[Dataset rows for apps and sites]
====

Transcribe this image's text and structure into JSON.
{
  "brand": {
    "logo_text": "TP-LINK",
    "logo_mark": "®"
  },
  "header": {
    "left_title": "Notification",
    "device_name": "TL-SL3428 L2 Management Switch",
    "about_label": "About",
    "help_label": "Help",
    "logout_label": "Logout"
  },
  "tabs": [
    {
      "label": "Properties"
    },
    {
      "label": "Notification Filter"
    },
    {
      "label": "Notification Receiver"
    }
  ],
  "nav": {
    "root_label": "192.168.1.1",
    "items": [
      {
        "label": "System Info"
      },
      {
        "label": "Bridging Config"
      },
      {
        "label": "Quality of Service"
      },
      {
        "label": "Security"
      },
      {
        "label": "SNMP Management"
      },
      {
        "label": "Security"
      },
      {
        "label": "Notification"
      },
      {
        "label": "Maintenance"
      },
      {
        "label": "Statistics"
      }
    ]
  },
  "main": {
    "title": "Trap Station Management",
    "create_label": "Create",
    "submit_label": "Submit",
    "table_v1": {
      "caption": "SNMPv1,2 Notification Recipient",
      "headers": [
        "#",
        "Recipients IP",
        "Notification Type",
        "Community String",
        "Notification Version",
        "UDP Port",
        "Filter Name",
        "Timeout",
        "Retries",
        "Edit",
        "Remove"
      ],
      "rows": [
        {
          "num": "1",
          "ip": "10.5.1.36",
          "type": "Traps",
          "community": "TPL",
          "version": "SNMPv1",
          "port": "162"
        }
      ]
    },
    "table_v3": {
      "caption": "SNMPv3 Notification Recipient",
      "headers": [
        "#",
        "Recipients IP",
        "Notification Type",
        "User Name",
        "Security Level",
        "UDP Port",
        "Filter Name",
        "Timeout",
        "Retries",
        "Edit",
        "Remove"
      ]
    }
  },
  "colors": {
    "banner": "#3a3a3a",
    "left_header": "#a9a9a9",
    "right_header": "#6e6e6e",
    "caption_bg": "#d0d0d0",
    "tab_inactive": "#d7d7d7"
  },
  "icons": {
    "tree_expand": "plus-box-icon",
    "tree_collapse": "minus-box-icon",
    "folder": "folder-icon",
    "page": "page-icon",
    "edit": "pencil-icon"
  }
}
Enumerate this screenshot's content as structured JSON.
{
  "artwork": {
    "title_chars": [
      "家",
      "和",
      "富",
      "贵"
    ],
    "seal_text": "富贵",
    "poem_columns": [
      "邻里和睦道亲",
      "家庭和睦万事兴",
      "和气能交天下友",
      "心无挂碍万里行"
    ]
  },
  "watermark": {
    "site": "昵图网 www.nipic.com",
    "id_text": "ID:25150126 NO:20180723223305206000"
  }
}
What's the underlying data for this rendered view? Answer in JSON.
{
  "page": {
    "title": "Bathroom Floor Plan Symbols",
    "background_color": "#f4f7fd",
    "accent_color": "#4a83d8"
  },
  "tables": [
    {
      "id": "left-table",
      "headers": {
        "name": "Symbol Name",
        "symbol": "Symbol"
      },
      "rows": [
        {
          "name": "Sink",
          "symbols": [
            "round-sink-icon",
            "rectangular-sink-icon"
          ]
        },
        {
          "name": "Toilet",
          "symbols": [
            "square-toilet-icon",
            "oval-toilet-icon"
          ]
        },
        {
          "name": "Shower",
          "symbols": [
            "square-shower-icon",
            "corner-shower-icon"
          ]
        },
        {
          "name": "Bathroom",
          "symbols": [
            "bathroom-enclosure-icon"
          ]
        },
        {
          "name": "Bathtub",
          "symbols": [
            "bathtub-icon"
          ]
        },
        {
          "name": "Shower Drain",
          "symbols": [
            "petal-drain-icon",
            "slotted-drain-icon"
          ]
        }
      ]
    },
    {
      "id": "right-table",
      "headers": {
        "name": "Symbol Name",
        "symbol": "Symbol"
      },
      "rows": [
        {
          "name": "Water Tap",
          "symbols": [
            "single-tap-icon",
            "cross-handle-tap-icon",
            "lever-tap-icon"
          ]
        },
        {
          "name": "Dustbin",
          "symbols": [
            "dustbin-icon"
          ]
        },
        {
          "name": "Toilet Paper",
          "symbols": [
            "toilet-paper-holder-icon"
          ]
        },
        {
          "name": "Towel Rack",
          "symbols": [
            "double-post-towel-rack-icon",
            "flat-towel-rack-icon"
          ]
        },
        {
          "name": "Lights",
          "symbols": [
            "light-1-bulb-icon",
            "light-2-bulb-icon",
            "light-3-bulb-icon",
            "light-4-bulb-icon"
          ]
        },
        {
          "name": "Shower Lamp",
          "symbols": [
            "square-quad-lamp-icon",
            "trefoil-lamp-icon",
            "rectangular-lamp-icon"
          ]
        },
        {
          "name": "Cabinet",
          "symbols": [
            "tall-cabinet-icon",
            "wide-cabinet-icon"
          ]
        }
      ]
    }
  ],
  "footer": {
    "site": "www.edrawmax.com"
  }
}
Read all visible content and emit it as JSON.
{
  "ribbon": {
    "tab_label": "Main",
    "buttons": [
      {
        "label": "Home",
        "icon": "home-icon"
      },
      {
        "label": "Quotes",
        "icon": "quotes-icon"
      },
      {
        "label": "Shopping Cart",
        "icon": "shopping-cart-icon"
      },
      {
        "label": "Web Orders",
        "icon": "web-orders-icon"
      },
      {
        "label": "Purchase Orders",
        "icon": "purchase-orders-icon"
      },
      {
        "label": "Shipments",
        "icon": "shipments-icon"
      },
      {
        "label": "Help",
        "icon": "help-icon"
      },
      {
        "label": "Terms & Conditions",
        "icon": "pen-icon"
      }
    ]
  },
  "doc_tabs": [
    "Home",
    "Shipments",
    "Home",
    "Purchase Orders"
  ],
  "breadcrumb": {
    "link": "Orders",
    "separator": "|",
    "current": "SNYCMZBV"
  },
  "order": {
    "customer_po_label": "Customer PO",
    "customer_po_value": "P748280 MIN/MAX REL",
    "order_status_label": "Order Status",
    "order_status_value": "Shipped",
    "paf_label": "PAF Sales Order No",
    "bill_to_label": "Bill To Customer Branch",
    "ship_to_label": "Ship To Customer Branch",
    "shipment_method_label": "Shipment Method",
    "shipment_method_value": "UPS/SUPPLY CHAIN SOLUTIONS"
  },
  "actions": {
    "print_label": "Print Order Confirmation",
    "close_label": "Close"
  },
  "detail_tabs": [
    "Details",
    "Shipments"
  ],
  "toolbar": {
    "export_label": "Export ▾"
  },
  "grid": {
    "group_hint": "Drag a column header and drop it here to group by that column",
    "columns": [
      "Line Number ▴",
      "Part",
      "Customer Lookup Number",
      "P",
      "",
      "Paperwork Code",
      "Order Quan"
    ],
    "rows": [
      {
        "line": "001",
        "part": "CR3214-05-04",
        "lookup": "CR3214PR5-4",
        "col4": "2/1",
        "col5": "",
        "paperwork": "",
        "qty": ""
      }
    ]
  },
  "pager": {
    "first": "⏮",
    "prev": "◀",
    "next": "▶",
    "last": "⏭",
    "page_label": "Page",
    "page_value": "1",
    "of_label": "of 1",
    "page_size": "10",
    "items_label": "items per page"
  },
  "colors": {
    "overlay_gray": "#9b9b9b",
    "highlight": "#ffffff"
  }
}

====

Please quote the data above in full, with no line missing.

■ ANSWER BELOW
Transcribe this image's text and structure into JSON.
{
  "brand": {
    "logo_text": "TP-LINK",
    "logo_mark": "®"
  },
  "header": {
    "left_title": "Notification",
    "device_name": "TL-SL3428 L2 Management Switch",
    "about_label": "About",
    "help_label": "Help",
    "logout_label": "Logout"
  },
  "tabs": [
    {
      "label": "Properties"
    },
    {
      "label": "Notification Filter"
    },
    {
      "label": "Notification Receiver"
    }
  ],
  "nav": {
    "root_label": "192.168.1.1",
    "items": [
      {
        "label": "System Info"
      },
      {
        "label": "Bridging Config"
      },
      {
        "label": "Quality of Service"
      },
      {
        "label": "Security"
      },
      {
        "label": "SNMP Management"
      },
      {
        "label": "Security"
      },
      {
        "label": "Notification"
      },
      {
        "label": "Maintenance"
      },
      {
        "label": "Statistics"
      }
    ]
  },
  "main": {
    "title": "Trap Station Management",
    "create_label": "Create",
    "submit_label": "Submit",
    "table_v1": {
      "caption": "SNMPv1,2 Notification Recipient",
      "headers": [
        "#",
        "Recipients IP",
        "Notification Type",
        "Community String",
        "Notification Version",
        "UDP Port",
        "Filter Name",
        "Timeout",
        "Retries",
        "Edit",
        "Remove"
      ],
      "rows": [
        {
          "num": "1",
          "ip": "10.5.1.36",
          "type": "Traps",
          "community": "TPL",
          "version": "SNMPv1",
          "port": "162"
        }
      ]
    },
    "table_v3": {
      "caption": "SNMPv3 Notification Recipient",
      "headers": [
        "#",
        "Recipients IP",
        "Notification Type",
        "User Name",
        "Security Level",
        "UDP Port",
        "Filter Name",
        "Timeout",
        "Retries",
        "Edit",
        "Remove"
      ]
    }
  },
  "colors": {
    "banner": "#3a3a3a",
    "left_header": "#a9a9a9",
    "right_header": "#6e6e6e",
    "caption_bg": "#d0d0d0",
    "tab_inactive": "#d7d7d7"
  },
  "icons": {
    "tree_expand": "plus-box-icon",
    "tree_collapse": "minus-box-icon",
    "folder": "folder-icon",
    "page": "page-icon",
    "edit": "pencil-icon"
  }
}
Enumerate this screenshot's content as structured JSON.
{
  "artwork": {
    "title_chars": [
      "家",
      "和",
      "富",
      "贵"
    ],
    "seal_text": "富贵",
    "poem_columns": [
      "邻里和睦道亲",
      "家庭和睦万事兴",
      "和气能交天下友",
      "心无挂碍万里行"
    ]
  },
  "watermark": {
    "site": "昵图网 www.nipic.com",
    "id_text": "ID:25150126 NO:20180723223305206000"
  }
}
What's the underlying data for this rendered view? Answer in JSON.
{
  "page": {
    "title": "Bathroom Floor Plan Symbols",
    "background_color": "#f4f7fd",
    "accent_color": "#4a83d8"
  },
  "tables": [
    {
      "id": "left-table",
      "headers": {
        "name": "Symbol Name",
        "symbol": "Symbol"
      },
      "rows": [
        {
          "name": "Sink",
          "symbols": [
            "round-sink-icon",
            "rectangular-sink-icon"
          ]
        },
        {
          "name": "Toilet",
          "symbols": [
            "square-toilet-icon",
            "oval-toilet-icon"
          ]
        },
        {
          "name": "Shower",
          "symbols": [
            "square-shower-icon",
            "corner-shower-icon"
          ]
        },
        {
          "name": "Bathroom",
          "symbols": [
            "bathroom-enclosure-icon"
          ]
        },
        {
          "name": "Bathtub",
          "symbols": [
            "bathtub-icon"
          ]
        },
        {
          "name": "Shower Drain",
          "symbols": [
            "petal-drain-icon",
            "slotted-drain-icon"
          ]
        }
      ]
    },
    {
      "id": "right-table",
      "headers": {
        "name": "Symbol Name",
        "symbol": "Symbol"
      },
      "rows": [
        {
          "name": "Water Tap",
          "symbols": [
            "single-tap-icon",
            "cross-handle-tap-icon",
            "lever-tap-icon"
          ]
        },
        {
          "name": "Dustbin",
          "symbols": [
            "dustbin-icon"
          ]
        },
        {
          "name": "Toilet Paper",
          "symbols": [
            "toilet-paper-holder-icon"
          ]
        },
        {
          "name": "Towel Rack",
          "symbols": [
            "double-post-towel-rack-icon",
            "flat-towel-rack-icon"
          ]
        },
        {
          "name": "Lights",
          "symbols": [
            "light-1-bulb-icon",
            "light-2-bulb-icon",
            "light-3-bulb-icon",
            "light-4-bulb-icon"
          ]
        },
        {
          "name": "Shower Lamp",
          "symbols": [
            "square-quad-lamp-icon",
            "trefoil-lamp-icon",
            "rectangular-lamp-icon"
          ]
        },
        {
          "name": "Cabinet",
          "symbols": [
            "tall-cabinet-icon",
            "wide-cabinet-icon"
          ]
        }
      ]
    }
  ],
  "footer": {
    "site": "www.edrawmax.com"
  }
}
Read all visible content and emit it as JSON.
{
  "ribbon": {
    "tab_label": "Main",
    "buttons": [
      {
        "label": "Home",
        "icon": "home-icon"
      },
      {
        "label": "Quotes",
        "icon": "quotes-icon"
      },
      {
        "label": "Shopping Cart",
        "icon": "shopping-cart-icon"
      },
      {
        "label": "Web Orders",
        "icon": "web-orders-icon"
      },
      {
        "label": "Purchase Orders",
        "icon": "purchase-orders-icon"
      },
      {
        "label": "Shipments",
        "icon": "shipments-icon"
      },
      {
        "label": "Help",
        "icon": "help-icon"
      },
      {
        "label": "Terms & Conditions",
        "icon": "pen-icon"
      }
    ]
  },
  "doc_tabs": [
    "Home",
    "Shipments",
    "Home",
    "Purchase Orders"
  ],
  "breadcrumb": {
    "link": "Orders",
    "separator": "|",
    "current": "SNYCMZBV"
  },
  "order": {
    "customer_po_label": "Customer PO",
    "customer_po_value": "P748280 MIN/MAX REL",
    "order_status_label": "Order Status",
    "order_status_value": "Shipped",
    "paf_label": "PAF Sales Order No",
    "bill_to_label": "Bill To Customer Branch",
    "ship_to_label": "Ship To Customer Branch",
    "shipment_method_label": "Shipment Method",
    "shipment_method_value": "UPS/SUPPLY CHAIN SOLUTIONS"
  },
  "actions": {
    "print_label": "Print Order Confirmation",
    "close_label": "Close"
  },
  "detail_tabs": [
    "Details",
    "Shipments"
  ],
  "toolbar": {
    "export_label": "Export ▾"
  },
  "grid": {
    "group_hint": "Drag a column header and drop it here to group by that column",
    "columns": [
      "Line Number ▴",
      "Part",
      "Customer Lookup Number",
      "P",
      "",
      "Paperwork Code",
      "Order Quan"
    ],
    "rows": [
      {
        "line": "001",
        "part": "CR3214-05-04",
        "lookup": "CR3214PR5-4",
        "col4": "2/1",
        "col5": "",
        "paperwork": "",
        "qty": ""
      }
    ]
  },
  "pager": {
    "first": "⏮",
    "prev": "◀",
    "next": "▶",
    "last": "⏭",
    "page_label": "Page",
    "page_value": "1",
    "of_label": "of 1",
    "page_size": "10",
    "items_label": "items per page"
  },
  "colors": {
    "overlay_gray": "#9b9b9b",
    "highlight": "#ffffff"
  }
}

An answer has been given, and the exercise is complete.